I wonder if it's actually possible to have a government-run program for disability payments without having it explode because of endemic fraud.
Now comes along Chana Joffe-Walt at NPR (of all places) to write what promises to be a four-part series on the Social Security disability program. Here is the first part.
Please read the whole thing. Literally every line is a warning of how badly wrong good intentions can go.
The concept behind Social Security disability is that if you are sufficiently disabled that you are unable to do productive work of any sort, you are an appropriate candidate for the safety net, in the form of "disability" payments, to sustain you at a minimum level for the rest of your life. At first consideration, almost no one would disagree with the concept. But the designers of the program seem to have given almost no thought to the problems that perverse incentives can cause.
The result is a program that sucks people in, and from which almost no one escapes. The number of beneficiaries continues to explode in good times and bad. Rolls have about doubled during the Obama administration, increasing by some 5.4 million people over the past 4 years according to Investors Business Daily.
Let's consider a few examples of perverse incentives and how they play out. It turns out that the costs of welfare (now known as TANF) are shared between state and Federal governments; but SSDI is all on the Federal dime. So states can save a buck by transferring people from TANF to SSDI. How does that play out?
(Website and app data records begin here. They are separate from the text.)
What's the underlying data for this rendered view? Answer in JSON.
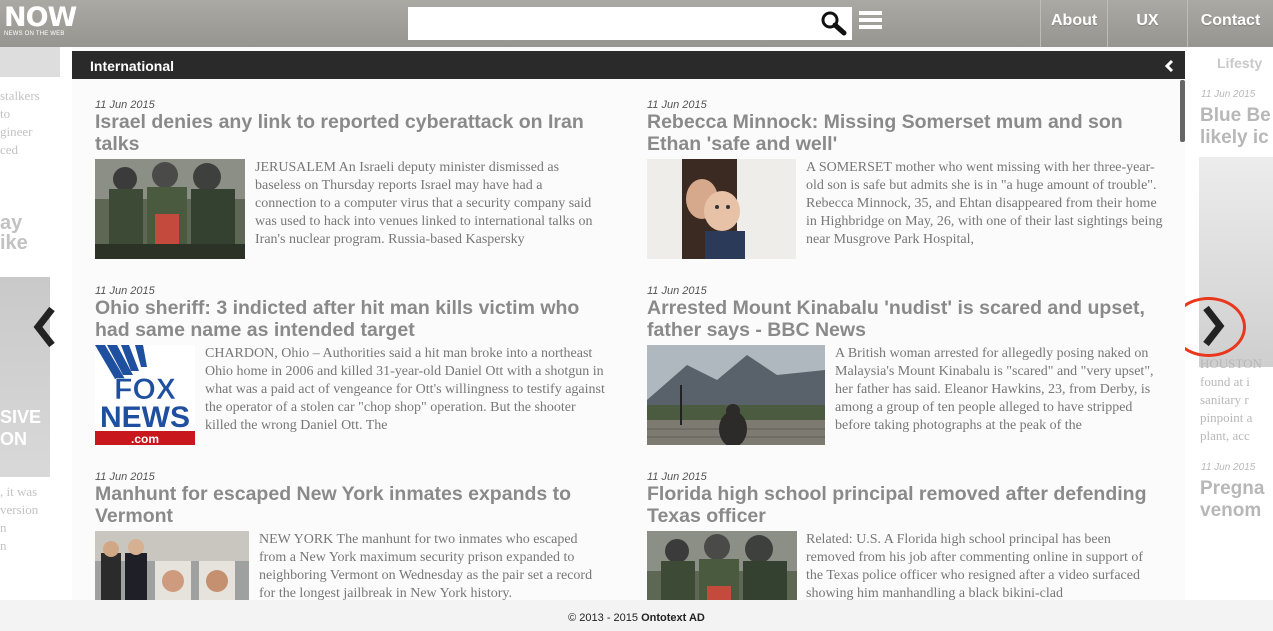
{
  "header": {
    "logo_main": "NOW",
    "logo_sub": "NEWS ON THE WEB",
    "search_value": "",
    "nav": {
      "about": "About",
      "ux_brief": "UX Brief",
      "contact": "Contact"
    }
  },
  "left_panel": {
    "lines": [
      "stalkers",
      "to",
      "gineer",
      "ced"
    ],
    "big": [
      "ay",
      "ike"
    ],
    "img_text": [
      "SIVE",
      "ON"
    ],
    "lower": [
      ", it was",
      "version",
      "n",
      "n"
    ]
  },
  "right_panel": {
    "heading": "Lifesty",
    "article1_date": "11 Jun 2015",
    "article1_title": [
      "Blue Be",
      "likely ic"
    ],
    "snip": [
      "HOUSTON",
      "found at i",
      "sanitary r",
      "pinpoint a",
      "plant, acc"
    ],
    "article2_date": "11 Jun 2015",
    "article2_title": [
      "Pregna",
      "venom"
    ]
  },
  "section": {
    "title": "International"
  },
  "articles": [
    {
      "date": "11 Jun 2015",
      "title": "Israel denies any link to reported cyberattack on Iran talks",
      "snippet": "JERUSALEM An Israeli deputy minister dismissed as baseless on Thursday reports Israel may have had a connection to a computer virus that a security company said was used to hack into venues linked to international talks on Iran's nuclear program. Russia-based Kaspersky"
    },
    {
      "date": "11 Jun 2015",
      "title": "Rebecca Minnock: Missing Somerset mum and son Ethan 'safe and well'",
      "snippet": "A SOMERSET mother who went missing with her three-year-old son is safe but admits she is in \"a huge amount of trouble\". Rebecca Minnock, 35, and Ehtan disappeared from their home in Highbridge on May, 26, with one of their last sightings being near Musgrove Park Hospital,"
    },
    {
      "date": "11 Jun 2015",
      "title": "Ohio sheriff: 3 indicted after hit man kills victim who had same name as intended target",
      "snippet": "CHARDON, Ohio –  Authorities said a hit man broke into a northeast Ohio home in 2006 and killed 31-year-old Daniel Ott with a shotgun in what was a paid act of vengeance for Ott's willingness to testify against the operator of a stolen car \"chop shop\" operation. But the shooter killed the wrong Daniel Ott. The"
    },
    {
      "date": "11 Jun 2015",
      "title": "Arrested Mount Kinabalu 'nudist' is scared and upset, father says - BBC News",
      "snippet": "A British woman arrested for allegedly posing naked on Malaysia's Mount Kinabalu is \"scared\" and \"very upset\", her father has said. Eleanor Hawkins, 23, from Derby, is among a group of ten people alleged to have stripped before taking photographs at the peak of the"
    },
    {
      "date": "11 Jun 2015",
      "title": "Manhunt for escaped New York inmates expands to Vermont",
      "snippet": "NEW YORK The manhunt for two inmates who escaped from a New York maximum security prison expanded to neighboring Vermont on Wednesday as the pair set a record for the longest jailbreak in New York history."
    },
    {
      "date": "11 Jun 2015",
      "title": "Florida high school principal removed after defending Texas officer",
      "snippet": "Related: U.S. A Florida high school principal has been removed from his job after commenting online in support of the Texas police officer who resigned after a video surfaced showing him manhandling a black bikini-clad"
    }
  ],
  "fox_logo": {
    "line1": "FOX",
    "line2": "NEWS",
    "line3": ".com"
  },
  "footer": {
    "prefix": "© 2013 - 2015",
    "company": "Ontotext AD"
  }
}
From NPR:
PCG is a private company that states pay to comb their welfare rolls and move as many people as possible onto disability. "What we're offering is to work to identify those folks who have the highest likelihood of meeting disability criteria," Pat Coakley, who runs PCG's Social Security Advocacy Management team, told me. The company has an office in eastern Washington state that's basically a call center, full of headsetted women in cubicles who make calls all day long to potentially disabled Americans, trying to help them discover and document their disabilities: "The high blood pressure, how long have you been taking medications for that?" one PCG employee asked over the phone the day I visited the company. "Can you think of anything else that's been bothering you and disabling you and preventing you from working?"
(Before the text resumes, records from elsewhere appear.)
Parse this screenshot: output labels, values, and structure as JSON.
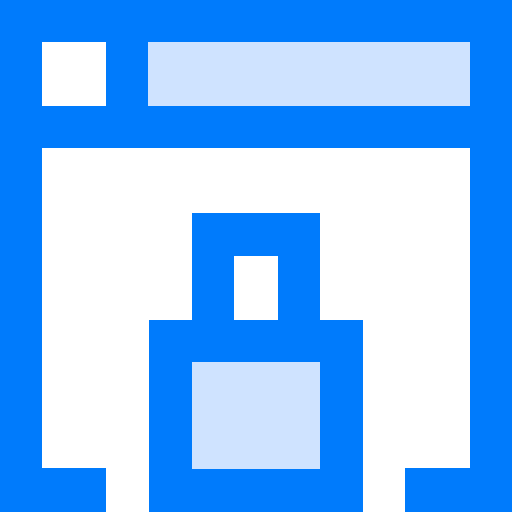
{
  "icon": {
    "name": "secure-browser-window-icon",
    "colors": {
      "primary": "#007bfc",
      "secondary": "#cfe3ff",
      "background": "#ffffff"
    }
  }
}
Of course, welfare/TANF has time limits, but disability is a lifetime entitlement where nobody so much as checks up on you once you qualify. It's the ultimate poverty trap.
Then there's the story of Charles Binder, SSDI attorney extraordinaire, whose firm in 2012 represented some 30,000 clients and earned some $68.7 million (!) in fees, in each case seeking SSDI benefits. How much of an effort does the government put up to be sure that those seeking benefits are actually "disabled" in the sense commonly understood? The answer is, when a claimant seeks a hearing to get benefits, the government does not even put on a defense, no matter how poor the claimant's case:
Who is defending the government's decision to deny disability? Nobody. "You might imagine a courtroom where on one side there's the claimant and on the other side there's a government attorney who is saying, 'We need to protect the public interest and your client is not sufficiently deserving,'" the economist David Autor says. "Actually, it doesn't work like that. There is no government lawyer on the other side of the room."
So what are the things that qualify you as "disabled" and entitled to a monthly check for life? Of course, they are largely subjective things that depend almost entirely on the claimant's word and cannot be objectively verified. Number 1, at 33.8% of cases in 2011, is "back pain and other musculoskeletal problems." Number 2 at 19.2% is "mental illness, developmental disability, etc."
The incentives of this program are as thoroughly perverse as it is possible to imagine. Absolutely no one involved with the system has any incentive to keep costs under control; rather, everyone has every incentive to milk the program for every cent possible. Once on disability, virtually no one leaves -- the departure rate is barely 1%. Everyone involved -- the consultants like PCG, the lawyers like Binder, the states, the administrative law judges, and most of all the beneficiaries -- make lots of free Federal money. If you're curious, the annual cost of the program is currently running about $124 billion, according to Bloomberg here. Real money. Another 4 years of Obama are likely to add at least another 5 million to the rolls.
The answer to my question, unfortunately, is that it is not possible to have a government-run disability program without having it explode with an epidemic of fraud.